(Task directions): Copy every line from the data below in which the string "type" can be found.

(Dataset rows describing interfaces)
((

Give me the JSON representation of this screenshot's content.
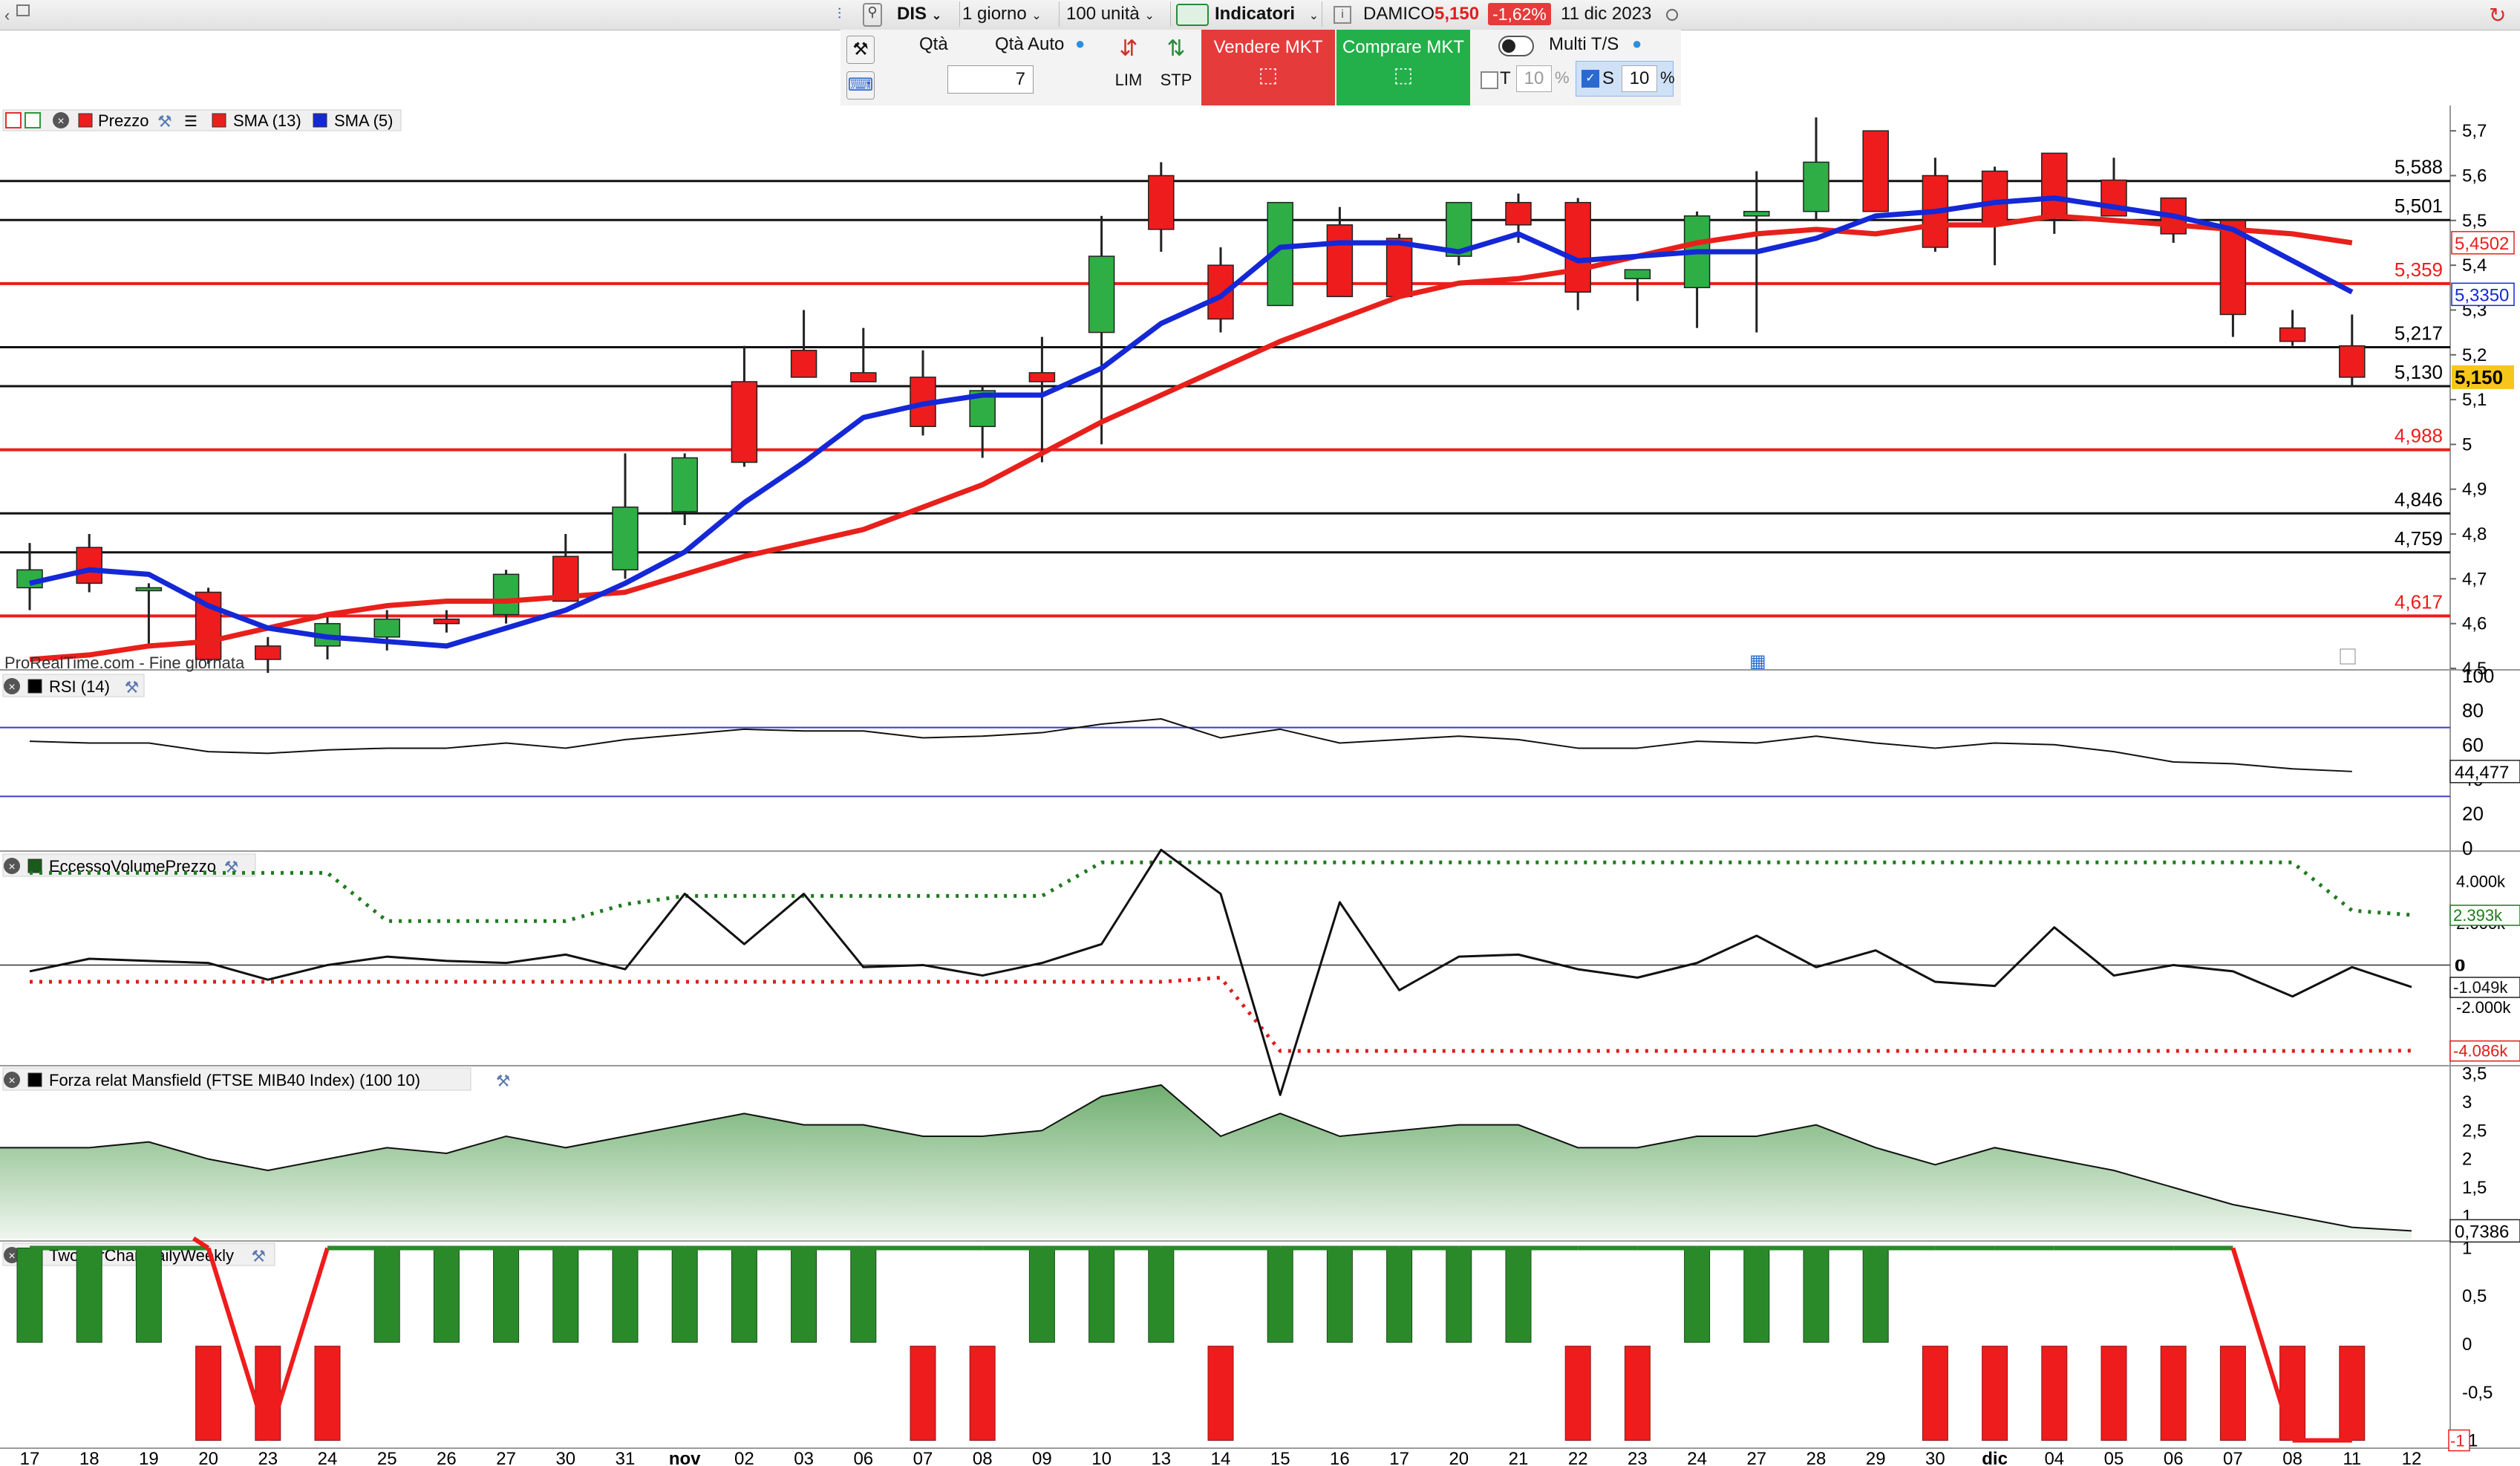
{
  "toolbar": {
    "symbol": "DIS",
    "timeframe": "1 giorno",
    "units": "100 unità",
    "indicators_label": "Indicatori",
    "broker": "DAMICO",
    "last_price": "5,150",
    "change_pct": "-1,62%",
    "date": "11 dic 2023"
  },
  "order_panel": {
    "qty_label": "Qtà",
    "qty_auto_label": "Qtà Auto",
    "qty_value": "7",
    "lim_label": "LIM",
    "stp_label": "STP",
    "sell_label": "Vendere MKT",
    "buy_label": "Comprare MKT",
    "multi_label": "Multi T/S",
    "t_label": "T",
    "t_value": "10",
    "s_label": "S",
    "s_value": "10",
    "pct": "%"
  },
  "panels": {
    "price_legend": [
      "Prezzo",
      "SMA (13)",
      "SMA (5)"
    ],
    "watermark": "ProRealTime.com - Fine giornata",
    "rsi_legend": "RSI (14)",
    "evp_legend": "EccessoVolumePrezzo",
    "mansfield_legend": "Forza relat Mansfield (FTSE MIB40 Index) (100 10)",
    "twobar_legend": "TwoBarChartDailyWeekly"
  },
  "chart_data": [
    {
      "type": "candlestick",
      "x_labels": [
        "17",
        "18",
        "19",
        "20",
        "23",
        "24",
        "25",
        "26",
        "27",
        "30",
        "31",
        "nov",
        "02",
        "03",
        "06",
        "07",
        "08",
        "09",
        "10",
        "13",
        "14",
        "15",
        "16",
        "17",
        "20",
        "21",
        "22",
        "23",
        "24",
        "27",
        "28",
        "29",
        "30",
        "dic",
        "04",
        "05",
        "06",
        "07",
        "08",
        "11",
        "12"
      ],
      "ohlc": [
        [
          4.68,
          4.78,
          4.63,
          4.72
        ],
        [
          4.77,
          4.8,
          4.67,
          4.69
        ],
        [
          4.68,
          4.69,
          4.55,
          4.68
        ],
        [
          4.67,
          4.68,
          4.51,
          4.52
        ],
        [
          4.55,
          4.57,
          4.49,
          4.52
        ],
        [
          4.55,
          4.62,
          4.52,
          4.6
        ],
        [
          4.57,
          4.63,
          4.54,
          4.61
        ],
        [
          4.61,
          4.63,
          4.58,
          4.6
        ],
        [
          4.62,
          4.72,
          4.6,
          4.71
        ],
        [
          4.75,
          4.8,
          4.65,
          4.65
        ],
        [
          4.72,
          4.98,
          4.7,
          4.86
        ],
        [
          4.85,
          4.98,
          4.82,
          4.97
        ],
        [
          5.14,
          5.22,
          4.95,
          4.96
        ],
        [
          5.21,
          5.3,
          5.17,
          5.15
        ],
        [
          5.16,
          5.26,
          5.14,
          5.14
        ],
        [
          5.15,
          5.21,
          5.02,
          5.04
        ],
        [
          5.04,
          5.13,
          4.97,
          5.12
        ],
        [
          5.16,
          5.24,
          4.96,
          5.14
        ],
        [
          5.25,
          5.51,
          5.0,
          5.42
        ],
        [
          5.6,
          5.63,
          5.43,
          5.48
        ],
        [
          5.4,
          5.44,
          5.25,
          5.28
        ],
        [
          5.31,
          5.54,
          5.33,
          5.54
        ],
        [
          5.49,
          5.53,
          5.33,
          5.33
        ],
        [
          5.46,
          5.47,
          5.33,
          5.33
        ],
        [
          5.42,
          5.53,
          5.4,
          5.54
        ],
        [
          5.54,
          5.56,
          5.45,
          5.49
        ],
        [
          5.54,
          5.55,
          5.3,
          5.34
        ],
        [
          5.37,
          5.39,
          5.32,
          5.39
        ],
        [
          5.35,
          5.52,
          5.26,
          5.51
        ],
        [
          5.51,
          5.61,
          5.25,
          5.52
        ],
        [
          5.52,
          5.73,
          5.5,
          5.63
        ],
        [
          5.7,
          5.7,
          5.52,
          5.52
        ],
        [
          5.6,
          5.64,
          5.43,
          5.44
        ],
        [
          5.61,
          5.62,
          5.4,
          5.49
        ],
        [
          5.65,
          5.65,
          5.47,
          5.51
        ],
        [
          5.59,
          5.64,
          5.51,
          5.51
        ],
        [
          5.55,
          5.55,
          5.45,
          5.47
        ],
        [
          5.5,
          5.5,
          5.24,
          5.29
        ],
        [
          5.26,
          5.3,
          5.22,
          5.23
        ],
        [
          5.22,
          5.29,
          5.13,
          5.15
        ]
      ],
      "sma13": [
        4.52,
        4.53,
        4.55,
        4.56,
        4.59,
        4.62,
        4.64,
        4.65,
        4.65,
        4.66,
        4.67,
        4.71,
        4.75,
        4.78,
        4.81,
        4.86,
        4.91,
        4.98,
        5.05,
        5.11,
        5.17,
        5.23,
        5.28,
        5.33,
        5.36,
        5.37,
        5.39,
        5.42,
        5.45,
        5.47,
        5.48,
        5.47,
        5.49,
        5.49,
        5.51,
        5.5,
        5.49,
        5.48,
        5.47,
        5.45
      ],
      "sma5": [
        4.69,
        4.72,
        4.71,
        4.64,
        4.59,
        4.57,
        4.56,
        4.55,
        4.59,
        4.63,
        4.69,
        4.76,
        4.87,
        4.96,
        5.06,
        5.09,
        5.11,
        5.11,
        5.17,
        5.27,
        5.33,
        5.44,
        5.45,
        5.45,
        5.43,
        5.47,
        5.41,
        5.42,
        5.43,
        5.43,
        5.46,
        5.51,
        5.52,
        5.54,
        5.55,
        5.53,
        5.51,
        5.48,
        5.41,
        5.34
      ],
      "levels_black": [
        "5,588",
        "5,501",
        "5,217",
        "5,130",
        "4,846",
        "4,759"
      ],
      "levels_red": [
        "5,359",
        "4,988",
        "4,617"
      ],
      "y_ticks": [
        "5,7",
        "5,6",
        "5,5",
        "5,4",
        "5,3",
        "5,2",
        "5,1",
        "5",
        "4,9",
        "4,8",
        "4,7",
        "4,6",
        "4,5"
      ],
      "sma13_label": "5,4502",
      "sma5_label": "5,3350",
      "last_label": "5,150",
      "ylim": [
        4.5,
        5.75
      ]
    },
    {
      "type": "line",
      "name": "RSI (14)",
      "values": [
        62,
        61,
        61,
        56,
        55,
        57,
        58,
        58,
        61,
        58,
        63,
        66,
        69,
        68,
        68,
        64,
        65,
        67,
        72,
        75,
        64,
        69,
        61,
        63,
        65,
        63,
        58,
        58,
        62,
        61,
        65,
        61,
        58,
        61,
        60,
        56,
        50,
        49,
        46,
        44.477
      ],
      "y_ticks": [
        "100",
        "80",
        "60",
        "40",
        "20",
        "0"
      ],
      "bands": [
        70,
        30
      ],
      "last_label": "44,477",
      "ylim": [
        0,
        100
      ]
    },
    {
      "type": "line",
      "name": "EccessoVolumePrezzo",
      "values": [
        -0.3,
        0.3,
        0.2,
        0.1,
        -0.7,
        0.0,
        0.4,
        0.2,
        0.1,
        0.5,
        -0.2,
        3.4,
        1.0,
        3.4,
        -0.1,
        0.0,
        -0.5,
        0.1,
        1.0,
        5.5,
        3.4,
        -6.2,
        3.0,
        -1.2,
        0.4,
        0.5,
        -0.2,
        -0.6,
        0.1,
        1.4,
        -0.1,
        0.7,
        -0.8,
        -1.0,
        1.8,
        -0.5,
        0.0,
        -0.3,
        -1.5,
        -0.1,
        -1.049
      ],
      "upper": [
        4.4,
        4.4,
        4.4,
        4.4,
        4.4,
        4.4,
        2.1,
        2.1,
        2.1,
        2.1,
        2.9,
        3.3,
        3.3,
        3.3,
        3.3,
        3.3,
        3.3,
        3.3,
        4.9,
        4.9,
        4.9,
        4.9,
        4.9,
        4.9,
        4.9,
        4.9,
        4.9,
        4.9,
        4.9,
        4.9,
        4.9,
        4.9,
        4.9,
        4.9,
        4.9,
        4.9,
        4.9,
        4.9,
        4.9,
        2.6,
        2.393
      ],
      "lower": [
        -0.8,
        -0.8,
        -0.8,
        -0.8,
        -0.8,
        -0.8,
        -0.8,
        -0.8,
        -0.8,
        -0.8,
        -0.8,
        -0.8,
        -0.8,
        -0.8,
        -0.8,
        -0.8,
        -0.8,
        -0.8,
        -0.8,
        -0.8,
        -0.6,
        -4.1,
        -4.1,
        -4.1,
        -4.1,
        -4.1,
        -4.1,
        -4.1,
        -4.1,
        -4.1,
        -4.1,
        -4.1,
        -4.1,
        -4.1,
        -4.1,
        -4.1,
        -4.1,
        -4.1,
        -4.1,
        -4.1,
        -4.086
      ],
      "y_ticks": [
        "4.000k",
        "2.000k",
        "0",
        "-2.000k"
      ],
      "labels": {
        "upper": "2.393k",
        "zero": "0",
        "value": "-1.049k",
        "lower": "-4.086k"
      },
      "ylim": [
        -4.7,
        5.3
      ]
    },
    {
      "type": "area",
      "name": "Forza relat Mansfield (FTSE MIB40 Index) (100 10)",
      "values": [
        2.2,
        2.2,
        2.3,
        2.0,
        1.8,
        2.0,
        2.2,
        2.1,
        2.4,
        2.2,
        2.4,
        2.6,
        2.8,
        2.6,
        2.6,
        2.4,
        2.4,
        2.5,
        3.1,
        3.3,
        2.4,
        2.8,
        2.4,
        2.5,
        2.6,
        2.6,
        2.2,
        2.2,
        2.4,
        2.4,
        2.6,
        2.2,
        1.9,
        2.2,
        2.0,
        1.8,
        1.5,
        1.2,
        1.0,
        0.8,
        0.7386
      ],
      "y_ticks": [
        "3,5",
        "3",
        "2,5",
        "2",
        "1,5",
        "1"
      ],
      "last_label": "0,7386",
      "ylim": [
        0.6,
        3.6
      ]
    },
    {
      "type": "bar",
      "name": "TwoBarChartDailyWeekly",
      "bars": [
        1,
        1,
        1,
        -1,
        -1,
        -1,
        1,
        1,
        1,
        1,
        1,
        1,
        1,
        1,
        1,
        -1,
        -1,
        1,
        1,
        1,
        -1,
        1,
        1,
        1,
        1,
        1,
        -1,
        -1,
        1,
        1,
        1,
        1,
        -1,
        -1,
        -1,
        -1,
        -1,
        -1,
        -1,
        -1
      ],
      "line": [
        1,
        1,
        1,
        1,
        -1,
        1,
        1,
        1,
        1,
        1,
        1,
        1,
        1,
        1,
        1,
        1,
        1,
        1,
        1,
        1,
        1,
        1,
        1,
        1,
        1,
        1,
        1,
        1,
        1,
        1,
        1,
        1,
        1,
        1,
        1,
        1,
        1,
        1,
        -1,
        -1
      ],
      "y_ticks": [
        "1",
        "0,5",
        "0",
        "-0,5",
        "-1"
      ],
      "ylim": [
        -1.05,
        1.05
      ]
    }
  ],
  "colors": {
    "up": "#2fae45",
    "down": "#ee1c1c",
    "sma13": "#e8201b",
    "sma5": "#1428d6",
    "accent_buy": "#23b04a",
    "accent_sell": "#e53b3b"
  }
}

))

(Answer space):
      "type": "candlestick",
      "type": "line",
      "type": "line",
      "type": "area",
      "type": "bar",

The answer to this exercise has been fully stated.